May 6, 1976 - Dr. Elijah Williams of Evergreen, the pastor of Bethel Baptist Church in Clausell, drowned on this Thursday morning while fishing in a private pond near Evergreen, according to the Conecuh County Sheriff’s Department. Williams, 68, was pronounced dead by the coroner after his body was recovered from the pond by the Conecuh County and Bermuda rescue squads. Law enforcement officials said the boat from which Williams was fishing apparently capsized.
May 6, 1976 - The Monroeville Fire Department, the Peterman Fire Department and the Bermuda Fire Department were among six departments called to Evergreen on this Thursday night to aid firemen there who were extinguishing a large fire in the downtown area.
May 6, 1981 – A jury of architects and sculptors unanimously selected Maya Ying Lin's design for the Vietnam Veterans Memorial from 1,421 other entries.
May 6, 1983 – The “Hitler Diaries” were revealed as a hoax after examination by experts.
May 6, 1989 – The Third Annual Strawberry Festival was held in Castleberry, Ala. and “several thousand” visitors attended the event.
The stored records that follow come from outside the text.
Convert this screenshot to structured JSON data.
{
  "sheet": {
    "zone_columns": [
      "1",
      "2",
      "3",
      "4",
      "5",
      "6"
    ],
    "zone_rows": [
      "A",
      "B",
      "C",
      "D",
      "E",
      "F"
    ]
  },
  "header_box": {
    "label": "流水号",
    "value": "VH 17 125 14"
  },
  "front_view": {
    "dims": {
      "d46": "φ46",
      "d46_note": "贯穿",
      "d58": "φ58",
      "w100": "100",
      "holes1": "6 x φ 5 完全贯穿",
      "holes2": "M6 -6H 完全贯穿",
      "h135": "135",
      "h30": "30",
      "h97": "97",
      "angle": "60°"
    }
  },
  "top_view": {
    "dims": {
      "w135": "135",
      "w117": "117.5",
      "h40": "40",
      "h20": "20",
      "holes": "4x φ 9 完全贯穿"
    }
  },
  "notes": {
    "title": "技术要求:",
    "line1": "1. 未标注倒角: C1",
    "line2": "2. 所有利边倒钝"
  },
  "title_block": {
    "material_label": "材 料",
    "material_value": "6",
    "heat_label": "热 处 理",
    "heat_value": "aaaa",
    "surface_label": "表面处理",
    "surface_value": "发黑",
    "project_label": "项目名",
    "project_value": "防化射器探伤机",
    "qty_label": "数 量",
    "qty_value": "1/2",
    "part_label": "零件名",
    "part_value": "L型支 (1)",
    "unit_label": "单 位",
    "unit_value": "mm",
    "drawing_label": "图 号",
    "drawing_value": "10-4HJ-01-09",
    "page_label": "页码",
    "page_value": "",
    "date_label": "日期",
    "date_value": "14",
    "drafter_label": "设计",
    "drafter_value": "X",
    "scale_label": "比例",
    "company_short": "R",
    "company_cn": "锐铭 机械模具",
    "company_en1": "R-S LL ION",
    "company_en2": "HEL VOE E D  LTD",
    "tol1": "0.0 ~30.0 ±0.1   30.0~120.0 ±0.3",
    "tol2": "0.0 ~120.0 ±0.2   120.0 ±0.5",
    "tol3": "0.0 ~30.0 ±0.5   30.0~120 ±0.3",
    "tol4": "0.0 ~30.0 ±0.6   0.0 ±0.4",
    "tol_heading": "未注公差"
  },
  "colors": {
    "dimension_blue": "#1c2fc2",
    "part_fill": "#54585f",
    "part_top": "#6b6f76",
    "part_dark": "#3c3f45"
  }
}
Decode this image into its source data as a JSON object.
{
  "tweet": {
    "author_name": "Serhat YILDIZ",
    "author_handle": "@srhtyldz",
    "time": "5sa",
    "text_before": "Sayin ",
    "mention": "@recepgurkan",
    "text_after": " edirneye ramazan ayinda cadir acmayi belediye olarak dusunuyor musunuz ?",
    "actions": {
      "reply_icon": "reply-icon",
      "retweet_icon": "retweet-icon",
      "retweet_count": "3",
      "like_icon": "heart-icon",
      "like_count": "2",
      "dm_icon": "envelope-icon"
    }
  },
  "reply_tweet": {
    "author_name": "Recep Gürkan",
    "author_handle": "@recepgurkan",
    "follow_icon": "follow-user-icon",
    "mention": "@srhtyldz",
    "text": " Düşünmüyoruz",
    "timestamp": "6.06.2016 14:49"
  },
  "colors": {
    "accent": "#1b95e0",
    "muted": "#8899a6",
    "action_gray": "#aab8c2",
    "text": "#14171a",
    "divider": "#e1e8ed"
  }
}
In the five-mile run, Alan Ash was the top male finisher with a time of 30:16.03, and Dale Ash was to the top women’s finisher with a time of 36:09.30. In the three-mile run, Eddie Barton was the top male finisher, running the race in 18:09.30, and Melissa Denbow was the top female finisher, running the distance in 19:46.45.
May 6, 1992 - Anthony Young of the New York Mets began a losing streak of 26 games.
May 6, 1994 – Queen Elizabeth II of the United Kingdom and French President François Mitterrand officiated at the opening of the Channel Tunnel, the tunnel under the English Channel that links England and France.
May 6, 1994 – Episode No. 23 of “The X-Files” – entitled “Roland” – aired for the first time.
May 6, 1996 – The body of former CIA director William Colby was found washed up on a riverbank in southern Maryland, eight days after he disappeared.
May 6, 1996 - The television program “My Son Is Innocent,” teleplay by Alabama author Robert Inman and Philip Rosenberg, was broadcast.
May 6, 1998 – Kerry Wood struck out 20 Houston Astros to tie the major league record held by Roger Clemens. He threw a one-hitter and did not walk a batter in his fifth career start.
May 6, 2005 - The Harper Lee Award for Alabama's Distinguished Writer was given to Alabama author Andrew Hudgins at the Alabama Writers Symposium in Monroeville, Ala.
May 6, 2010 – National Baseball Hall of Fame pitcher Robin Roberts passed away at the age of 83 in Temple Terrace, Fla. During his playing career, he played for the Philadelphia Phillies, the Baltimore Orioles, the Houston Astros and the Chicago Cubs. He was inducted into the Hall of Fame in 1976.
May 6, 2017 – A UFO was sighted around midnight on this Saturday near Brantley in Crenshaw County. The witness in this case said that he felt as though he was being watched, and when he went to investigate, he discovered what appeared to be a shadow at his kitchen window. The man went out the back door and saw a “craft” in a field behind his house. “In a flash,” the witness found himself somewhere else, “communicating with three unknown beings,” the witness said. The “beings” warned the witness that if humanity doesn’t lay down its nuclear arms, that the human race would suffer as a whole. “Then there was a flash, and I was back at my back door and the craft was gone,” the witness said.